In a recent Huffington Post article, Drew Stelljes, assistant vice president of the College of William and Mary, asserted that civic engagement programs in American colleges and universities are failing in their missions to create more active, engaged citizens. Referring to “quantifiable… meals served,children tutored and houses built,” Stellies says that most current civic engagement programs are not,
intentionally teaching civic values and skills… The benefits (of civic values and skills) are not immediate. Instead they are evidenced when graduates respond to controversy with civility, with the objective to work toward common good over their lifespan in communities across the U.S. and around the world.
Civic engagement practitioners working in higher education may argue against Stellies’ article, and perhaps rightly so. However, his article is a good reminder to reflect on ourselves and our programs: Are we shaping engaged citizens? Stellies’ word choice is different from what we often hear at Duke – he doesn’t write of raising graduates to “change the world,” “disrupt” or “make a difference,” but to participate in society and contribute to a “common good” – not quickly, but over the course of a lifetime. The work of citizenship is not flashy, but it is crucial to a well-functioning society.
As a university, we must participate in these national conversations and reflect on what we are doing well and what we can improve. The DOCE is proud to convene and participate in these critical conversations.

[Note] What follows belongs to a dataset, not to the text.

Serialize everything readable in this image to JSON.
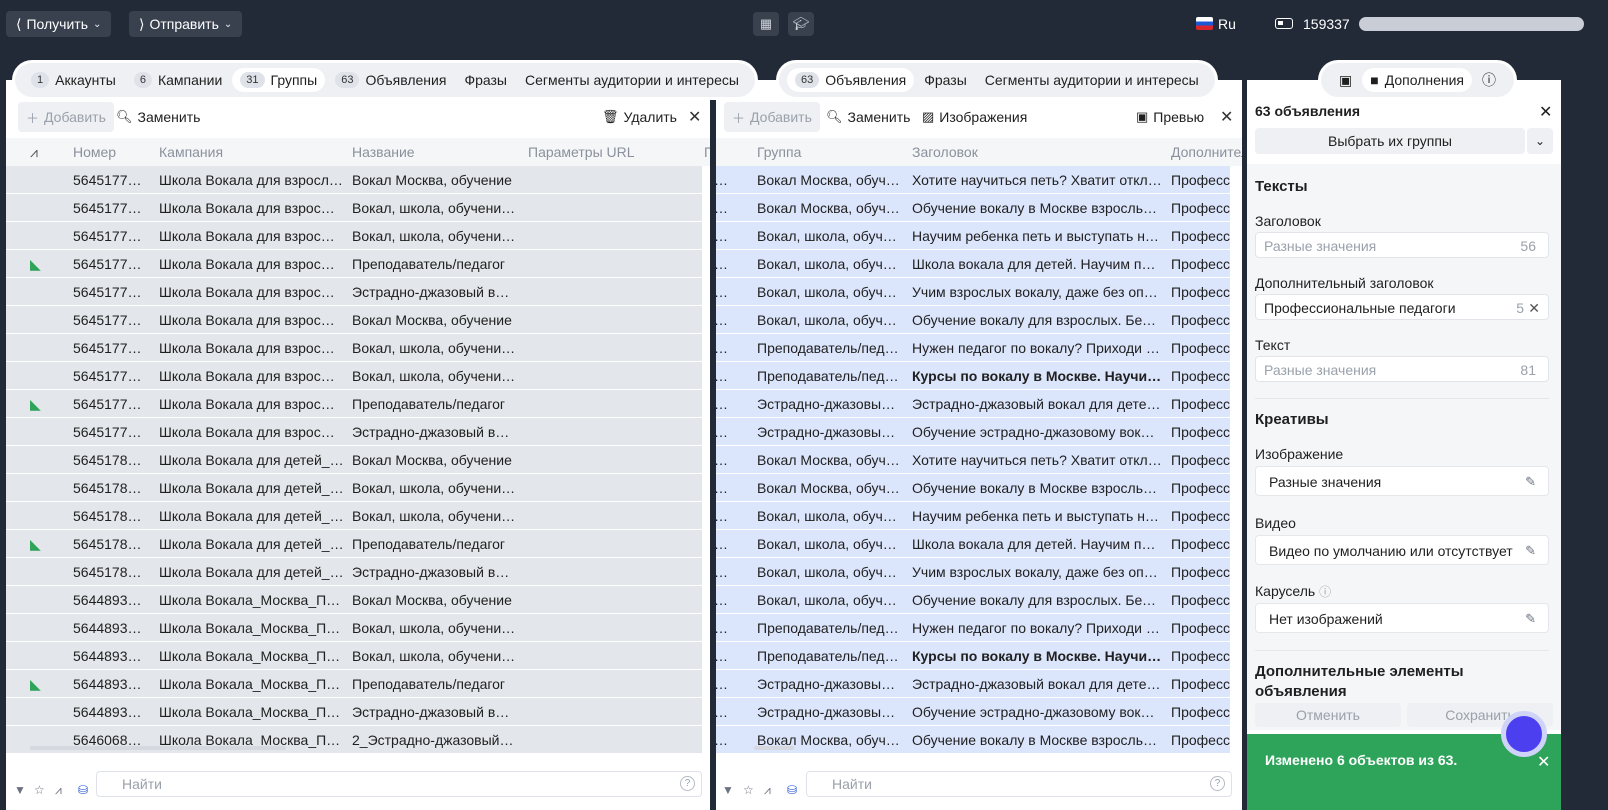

Photo of “Storytime at Edgemont Community Center, 1950s” via Duke University Archives on Flickr.